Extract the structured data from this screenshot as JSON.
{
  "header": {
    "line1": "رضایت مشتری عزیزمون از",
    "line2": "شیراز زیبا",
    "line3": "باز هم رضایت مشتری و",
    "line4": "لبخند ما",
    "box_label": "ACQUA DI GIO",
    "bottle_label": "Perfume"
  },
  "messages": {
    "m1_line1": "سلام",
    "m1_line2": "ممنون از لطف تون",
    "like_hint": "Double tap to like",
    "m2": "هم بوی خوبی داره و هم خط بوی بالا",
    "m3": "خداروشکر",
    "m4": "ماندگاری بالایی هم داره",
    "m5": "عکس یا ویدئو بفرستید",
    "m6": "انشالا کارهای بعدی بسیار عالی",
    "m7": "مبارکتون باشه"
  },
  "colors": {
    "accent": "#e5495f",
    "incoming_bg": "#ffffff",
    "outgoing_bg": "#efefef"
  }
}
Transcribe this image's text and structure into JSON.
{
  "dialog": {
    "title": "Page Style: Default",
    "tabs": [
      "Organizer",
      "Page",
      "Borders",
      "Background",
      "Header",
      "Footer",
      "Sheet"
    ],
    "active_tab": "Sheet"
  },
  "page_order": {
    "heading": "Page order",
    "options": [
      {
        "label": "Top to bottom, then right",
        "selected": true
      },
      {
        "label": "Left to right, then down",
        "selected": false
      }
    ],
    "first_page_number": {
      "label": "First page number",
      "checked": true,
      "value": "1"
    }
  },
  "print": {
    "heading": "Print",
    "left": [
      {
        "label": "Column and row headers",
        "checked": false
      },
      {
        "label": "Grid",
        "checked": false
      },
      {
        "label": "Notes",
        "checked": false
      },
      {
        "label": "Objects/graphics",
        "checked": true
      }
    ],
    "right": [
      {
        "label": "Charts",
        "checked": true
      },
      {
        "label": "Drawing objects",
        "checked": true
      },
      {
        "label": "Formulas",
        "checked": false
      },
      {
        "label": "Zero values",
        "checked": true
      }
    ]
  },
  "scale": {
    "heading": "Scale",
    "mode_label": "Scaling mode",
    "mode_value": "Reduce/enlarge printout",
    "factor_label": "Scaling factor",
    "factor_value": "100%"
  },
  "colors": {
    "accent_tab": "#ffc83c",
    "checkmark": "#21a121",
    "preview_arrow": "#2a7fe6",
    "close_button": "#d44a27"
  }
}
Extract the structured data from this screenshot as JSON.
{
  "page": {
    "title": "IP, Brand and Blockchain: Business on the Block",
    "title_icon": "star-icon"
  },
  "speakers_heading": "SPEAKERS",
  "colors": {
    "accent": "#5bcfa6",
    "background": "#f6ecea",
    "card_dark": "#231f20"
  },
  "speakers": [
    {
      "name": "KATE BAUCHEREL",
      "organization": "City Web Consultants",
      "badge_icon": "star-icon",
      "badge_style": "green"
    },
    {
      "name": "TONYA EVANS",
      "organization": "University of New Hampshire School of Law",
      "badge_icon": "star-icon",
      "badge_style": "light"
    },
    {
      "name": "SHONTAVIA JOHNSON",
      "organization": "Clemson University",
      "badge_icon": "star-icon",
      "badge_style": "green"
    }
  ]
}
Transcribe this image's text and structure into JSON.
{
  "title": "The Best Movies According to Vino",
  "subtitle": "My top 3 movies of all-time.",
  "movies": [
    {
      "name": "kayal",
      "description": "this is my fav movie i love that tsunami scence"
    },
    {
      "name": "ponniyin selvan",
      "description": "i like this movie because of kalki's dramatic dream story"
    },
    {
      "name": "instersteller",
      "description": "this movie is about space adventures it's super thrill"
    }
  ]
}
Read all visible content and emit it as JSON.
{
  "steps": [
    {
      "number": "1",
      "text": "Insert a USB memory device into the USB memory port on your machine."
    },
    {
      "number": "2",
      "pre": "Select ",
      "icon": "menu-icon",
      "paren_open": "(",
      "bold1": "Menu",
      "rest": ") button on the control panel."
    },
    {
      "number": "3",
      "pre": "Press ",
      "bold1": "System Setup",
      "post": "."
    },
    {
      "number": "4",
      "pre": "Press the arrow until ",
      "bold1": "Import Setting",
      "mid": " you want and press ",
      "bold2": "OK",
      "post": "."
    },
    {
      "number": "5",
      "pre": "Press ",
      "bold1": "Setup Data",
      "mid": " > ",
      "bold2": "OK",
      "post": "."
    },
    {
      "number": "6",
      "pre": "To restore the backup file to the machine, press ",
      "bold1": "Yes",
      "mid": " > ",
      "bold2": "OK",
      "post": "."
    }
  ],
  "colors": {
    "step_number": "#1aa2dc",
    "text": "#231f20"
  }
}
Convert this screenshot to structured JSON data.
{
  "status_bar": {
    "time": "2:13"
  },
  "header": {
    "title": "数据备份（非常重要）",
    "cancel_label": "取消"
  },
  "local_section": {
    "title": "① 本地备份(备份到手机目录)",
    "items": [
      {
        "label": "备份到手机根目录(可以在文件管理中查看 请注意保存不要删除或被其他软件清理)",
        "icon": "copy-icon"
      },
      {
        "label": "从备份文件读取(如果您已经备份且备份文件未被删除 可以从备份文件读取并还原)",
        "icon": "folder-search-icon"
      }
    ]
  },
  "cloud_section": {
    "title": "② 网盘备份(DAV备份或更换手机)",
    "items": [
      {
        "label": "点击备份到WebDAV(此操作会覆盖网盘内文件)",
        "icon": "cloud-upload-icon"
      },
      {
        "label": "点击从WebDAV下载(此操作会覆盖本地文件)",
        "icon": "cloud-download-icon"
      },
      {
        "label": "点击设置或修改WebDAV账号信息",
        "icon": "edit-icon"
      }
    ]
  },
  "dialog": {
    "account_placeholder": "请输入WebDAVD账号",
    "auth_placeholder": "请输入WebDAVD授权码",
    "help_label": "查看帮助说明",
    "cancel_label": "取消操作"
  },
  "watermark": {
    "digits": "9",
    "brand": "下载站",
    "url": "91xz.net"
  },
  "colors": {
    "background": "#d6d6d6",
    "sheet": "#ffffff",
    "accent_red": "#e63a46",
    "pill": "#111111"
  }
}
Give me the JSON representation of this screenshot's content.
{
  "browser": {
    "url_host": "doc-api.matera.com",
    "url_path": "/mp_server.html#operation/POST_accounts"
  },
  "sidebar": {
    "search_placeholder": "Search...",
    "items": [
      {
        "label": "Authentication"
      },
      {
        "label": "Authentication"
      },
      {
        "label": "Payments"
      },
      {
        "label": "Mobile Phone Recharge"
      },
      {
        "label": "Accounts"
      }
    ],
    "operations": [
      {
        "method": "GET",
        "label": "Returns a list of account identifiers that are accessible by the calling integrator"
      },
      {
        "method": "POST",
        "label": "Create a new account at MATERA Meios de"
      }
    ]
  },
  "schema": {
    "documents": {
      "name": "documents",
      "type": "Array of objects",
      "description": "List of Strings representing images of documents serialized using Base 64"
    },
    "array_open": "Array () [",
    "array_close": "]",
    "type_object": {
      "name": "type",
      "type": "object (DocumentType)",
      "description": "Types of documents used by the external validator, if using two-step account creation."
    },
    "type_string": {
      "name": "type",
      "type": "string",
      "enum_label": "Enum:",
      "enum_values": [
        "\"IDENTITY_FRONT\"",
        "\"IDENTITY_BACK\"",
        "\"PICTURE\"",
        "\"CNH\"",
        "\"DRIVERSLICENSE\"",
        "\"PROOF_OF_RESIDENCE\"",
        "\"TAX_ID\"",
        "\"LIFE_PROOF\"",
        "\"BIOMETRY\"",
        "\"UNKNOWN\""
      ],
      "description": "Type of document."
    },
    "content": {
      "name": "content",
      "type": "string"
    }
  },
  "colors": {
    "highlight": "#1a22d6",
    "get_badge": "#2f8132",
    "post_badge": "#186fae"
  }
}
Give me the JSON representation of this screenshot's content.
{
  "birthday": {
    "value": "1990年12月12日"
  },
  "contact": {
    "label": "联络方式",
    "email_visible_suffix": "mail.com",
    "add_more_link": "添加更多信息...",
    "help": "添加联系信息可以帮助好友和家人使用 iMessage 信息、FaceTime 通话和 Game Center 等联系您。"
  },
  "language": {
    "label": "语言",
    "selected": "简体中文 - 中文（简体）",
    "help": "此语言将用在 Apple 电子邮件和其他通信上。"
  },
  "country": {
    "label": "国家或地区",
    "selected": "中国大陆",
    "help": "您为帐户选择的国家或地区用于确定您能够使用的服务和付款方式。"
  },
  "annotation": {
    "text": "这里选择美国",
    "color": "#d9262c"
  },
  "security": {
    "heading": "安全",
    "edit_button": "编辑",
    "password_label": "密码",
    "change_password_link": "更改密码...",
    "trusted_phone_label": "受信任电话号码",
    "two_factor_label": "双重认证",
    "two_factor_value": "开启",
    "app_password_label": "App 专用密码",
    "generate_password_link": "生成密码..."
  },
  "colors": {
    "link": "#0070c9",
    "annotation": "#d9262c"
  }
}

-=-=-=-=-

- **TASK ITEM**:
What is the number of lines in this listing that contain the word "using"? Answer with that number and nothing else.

- **ANSWER**:
2